The device is made out of aluminum and titanium and weighs 26 pounds. According to the CISC it will allow children to walk with greater ease, or in some cases will help them walk for the first time. The exoskeleton will also be used for training purposes and can be used to ward off muscular atrophy from lack of mobility.
CSIC researcher Elena Garcia says that the main difficulty in developing this type of pediatric exoskeletons is that the symptoms of neuromuscular diseases, such as spinal muscular atrophy, vary over time as both joints throughout the body. This makes an exoskeleton able to adapt to these changes autonomously necessary. The CISC model includes intelligent joints that modify the stiffness automatically and adapt to the symptoms of each child at all times.
The robotic frame of the exoskeleton attaches to a child’s legs and torso and consists of five motors in each leg. The users have direct control over all five motors, which can detect the slightest intent of muscle movement and responds accordingly.
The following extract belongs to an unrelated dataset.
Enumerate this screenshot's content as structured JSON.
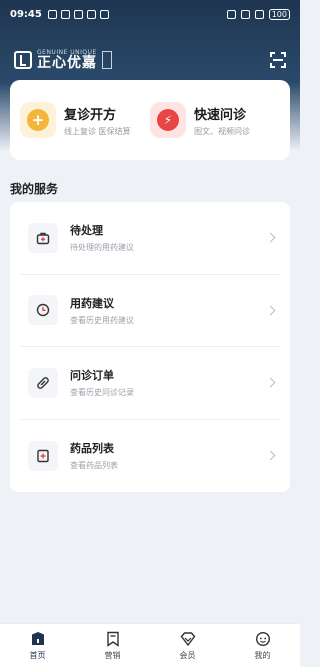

The exoskeleton is flexible and can adjust to rapidly growing bodies. It’s aimed at kids between three and fourteen years of age. It can target a variety of symptoms. The CISC’s research arm has patented the technology, though it is not yet known when a commercial version will be launched.